>>>>>

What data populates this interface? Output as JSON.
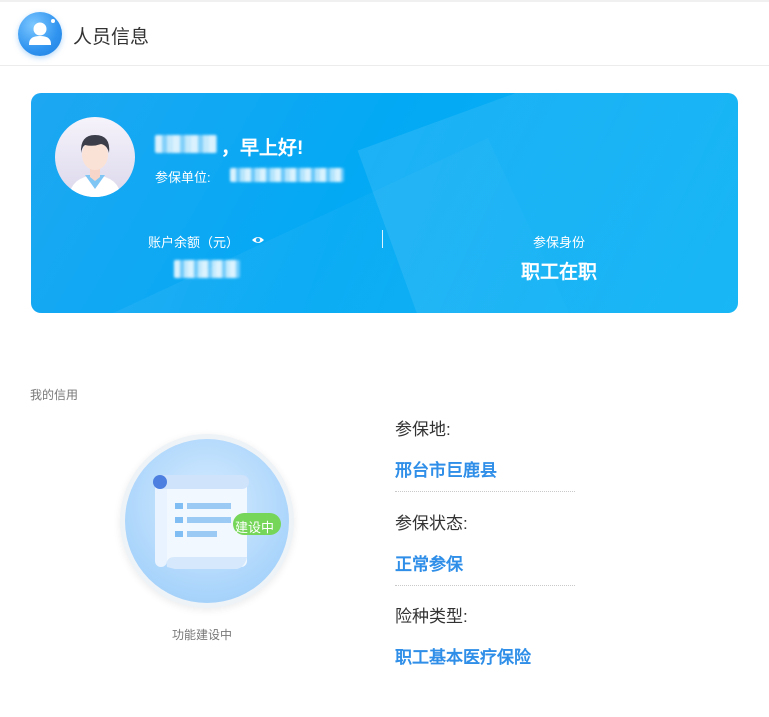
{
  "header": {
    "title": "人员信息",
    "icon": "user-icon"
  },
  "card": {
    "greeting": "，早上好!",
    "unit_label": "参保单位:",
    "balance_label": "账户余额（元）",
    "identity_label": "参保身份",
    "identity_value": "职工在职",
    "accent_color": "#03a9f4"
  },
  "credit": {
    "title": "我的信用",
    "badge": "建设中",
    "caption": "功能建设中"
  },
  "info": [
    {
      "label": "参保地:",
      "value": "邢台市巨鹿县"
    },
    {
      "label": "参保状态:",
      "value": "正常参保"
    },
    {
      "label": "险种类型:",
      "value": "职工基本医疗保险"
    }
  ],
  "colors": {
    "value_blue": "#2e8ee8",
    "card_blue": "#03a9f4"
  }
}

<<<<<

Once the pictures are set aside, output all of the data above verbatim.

Response
What data populates this interface? Output as JSON.
{
  "header": {
    "title": "人员信息",
    "icon": "user-icon"
  },
  "card": {
    "greeting": "，早上好!",
    "unit_label": "参保单位:",
    "balance_label": "账户余额（元）",
    "identity_label": "参保身份",
    "identity_value": "职工在职",
    "accent_color": "#03a9f4"
  },
  "credit": {
    "title": "我的信用",
    "badge": "建设中",
    "caption": "功能建设中"
  },
  "info": [
    {
      "label": "参保地:",
      "value": "邢台市巨鹿县"
    },
    {
      "label": "参保状态:",
      "value": "正常参保"
    },
    {
      "label": "险种类型:",
      "value": "职工基本医疗保险"
    }
  ],
  "colors": {
    "value_blue": "#2e8ee8",
    "card_blue": "#03a9f4"
  }
}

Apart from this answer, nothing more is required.